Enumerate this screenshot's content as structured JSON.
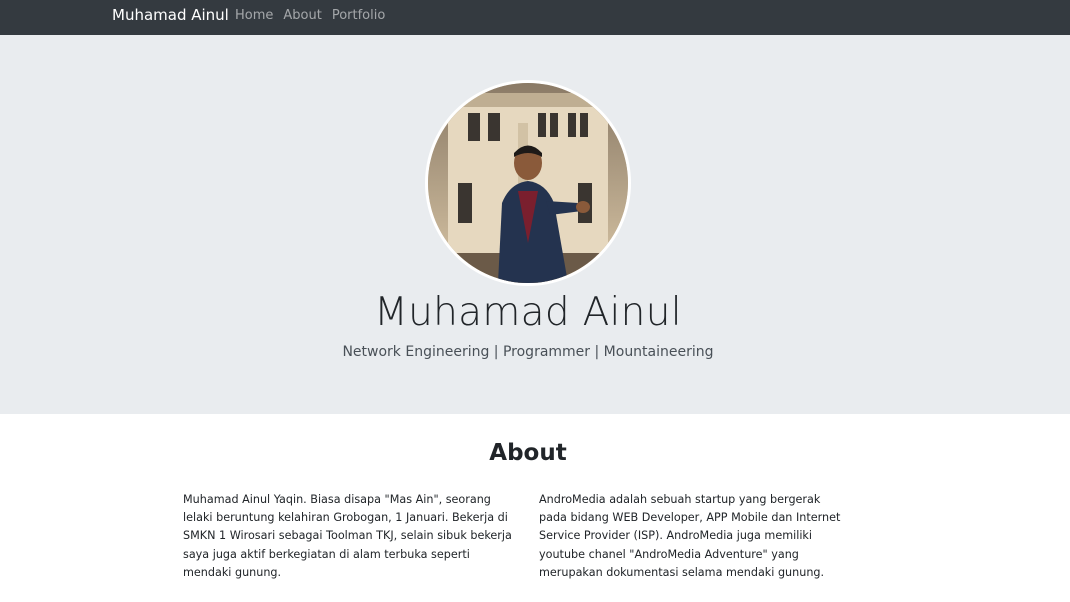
{
  "navbar": {
    "brand": "Muhamad Ainul",
    "links": [
      {
        "label": "Home"
      },
      {
        "label": "About"
      },
      {
        "label": "Portfolio"
      }
    ]
  },
  "hero": {
    "name": "Muhamad Ainul",
    "tagline": "Network Engineering | Programmer | Mountaineering"
  },
  "about": {
    "title": "About",
    "left_text": "Muhamad Ainul Yaqin. Biasa disapa \"Mas Ain\", seorang lelaki beruntung kelahiran Grobogan, 1 Januari. Bekerja di SMKN 1 Wirosari sebagai Toolman TKJ, selain sibuk bekerja saya juga aktif berkegiatan di alam terbuka seperti mendaki gunung.",
    "right_text": "AndroMedia adalah sebuah startup yang bergerak pada bidang WEB Developer, APP Mobile dan Internet Service Provider (ISP). AndroMedia juga memiliki youtube chanel \"AndroMedia Adventure\" yang merupakan dokumentasi selama mendaki gunung."
  }
}
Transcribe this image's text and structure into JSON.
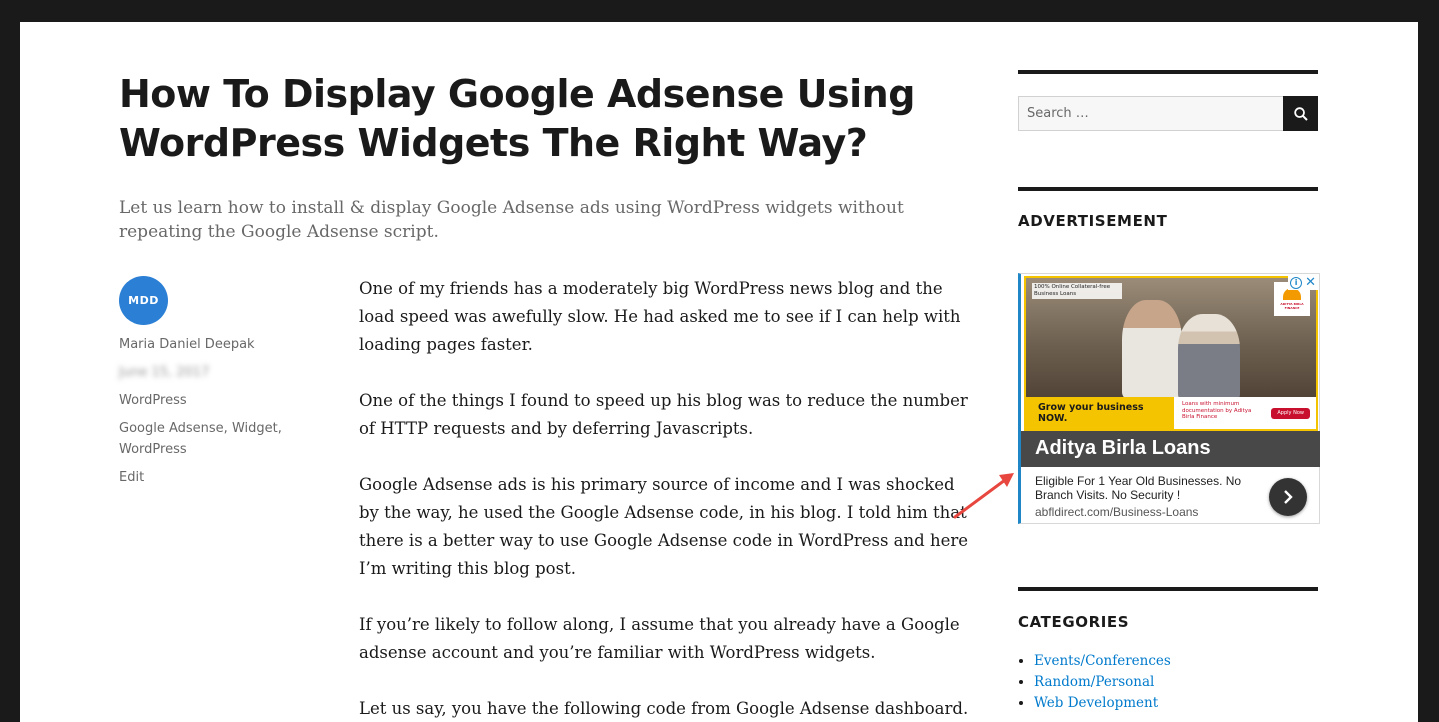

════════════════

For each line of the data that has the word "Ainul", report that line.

■ RESPONSE AREA ■
    "brand": "Muhamad Ainul",
    "name": "Muhamad Ainul",
    "left_text": "Muhamad Ainul Yaqin. Biasa disapa \"Mas Ain\", seorang lelaki beruntung kelahiran Grobogan, 1 Januari. Bekerja di SMKN 1 Wirosari sebagai Toolman TKJ, selain sibuk bekerja saya juga aktif berkegiatan di alam terbuka seperti mendaki gunung.",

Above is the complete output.